The bus routes on the other hand, needed to be like an overground subway network- like the London one. A distant flag waves for First if so, although they have redeemed themselves a bit train-wise with their expansion and publicity of the Severn Beach line - a line whose other name may as well be Easton-Clifton line. Still, I decided to stop taking buses so much, since the day a driver gave me a 2p change ticket that could only be redeemed in one little office in the city centre. Since then my bike has gotten more and more creaky, and my bus rides a lot more peaceful.
On the other hand, David conceded, the bus service is currently unacceptably bad and expensive. It was good to hear a few mentions of peak oil too, although he seemed to think we're not there yet. He spoke about a proposed Rapid transit network whose posters I think were on the wall behind us - I'm sure they'll be easy to find...
We are Smart wireless urban people, he went on. We need real time info, linked, integrated.
The vision for the next 30 years is to get to this integrated transport network.
I was very sad to hear him mention this same old growth agenda - proposed by some now disgraced politician from Blair's old cabinet, of 30,000 homes to be built in the next however many years. Why does this have to be the basis for the transport strategy? It's completely unsustainable. We've proven already not to have the water in the UK for such a development, and empty houses sit unmended, empty shops unused opposite our fancy cafe chats, and both awareness of climate change and of the credit crunch has seriously changed the situation since then. Already I think groups like artspace/lifespace, with their very elegant post-squatting, are a very attractive proposition of short term living and working possibilities. Also their stay deals with that painful issue of the recent empty buildings tax by creating temporary spaces like the Pro Cathedral, whilst attracting people to that building as an arts venue.
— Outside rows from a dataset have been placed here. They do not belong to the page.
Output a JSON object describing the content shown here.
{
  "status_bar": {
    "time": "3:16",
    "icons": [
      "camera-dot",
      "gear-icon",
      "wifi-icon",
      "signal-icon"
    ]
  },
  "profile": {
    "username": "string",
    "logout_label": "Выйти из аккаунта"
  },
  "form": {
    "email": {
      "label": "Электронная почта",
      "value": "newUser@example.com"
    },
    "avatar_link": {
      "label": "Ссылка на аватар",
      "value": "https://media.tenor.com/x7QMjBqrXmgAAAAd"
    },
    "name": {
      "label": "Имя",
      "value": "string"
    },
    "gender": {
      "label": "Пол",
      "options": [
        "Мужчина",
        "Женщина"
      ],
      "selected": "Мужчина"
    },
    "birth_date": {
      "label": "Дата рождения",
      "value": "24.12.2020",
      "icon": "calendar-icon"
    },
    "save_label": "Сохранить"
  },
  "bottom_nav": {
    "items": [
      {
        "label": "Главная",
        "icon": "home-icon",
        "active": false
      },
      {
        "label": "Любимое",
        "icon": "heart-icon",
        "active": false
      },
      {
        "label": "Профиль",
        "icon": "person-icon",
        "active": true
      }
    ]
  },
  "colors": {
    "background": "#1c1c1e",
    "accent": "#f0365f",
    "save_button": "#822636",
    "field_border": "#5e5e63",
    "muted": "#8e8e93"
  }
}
Anyway, back to Mr Bishop: He concluded by saying the council is not good at changing it's plans based on new opinions or information, but this is changing. It is starting to listen more and it is learning to communicate better.
Next up, Vala with some examples of good and climate helping transport systems from cities around the world. These have been shown quite clearly in the official write-up.
Then she introduced world cafe format, which I spoke about above, and she introduced the big 4 questions that were to form the rest of our day:
if you had a bottomless pit of money to spend on Bristol's transport system, how would we travel around the city in 10 years time?
- What examples of better transport systems can we draw from the rest of the world or history?
What would you enable you personally to make greener choices in bristol for transport.
- How do we encourage better use of and attitudes towards sustainable transport?
I'll stop now as this is getting long, but one last thing always gets me: I had the fortune that day to sit next to councilors, council staff and other people involved in local politics, and for all their hard work and merits, what gets me is always the institutionalised, bitchy, childish infighting between political parties. I call it infighting although it crosses parties, because together they, as a group, suggest, plan and carry out changes that affect us. We pay them to do this, so I really hate seeing time and time again how we pay for them to do tit for tat politics, complaining when someone else embraces their ideas if they are from another party or destroying good initiatives for the same reasons, insulting each other, and the whole competitive side of politics. A bit of competition is good, but fairly balanced with co-operation.
If the sustainable communities bill means we're going to see what the balance books are and be shown how they work, my first question will be how much of that money is spent in this kind of faffing, and how can we change it so local government can have a neutral forum to express their views and work together too.
Maybe they need a weekend cafe as well...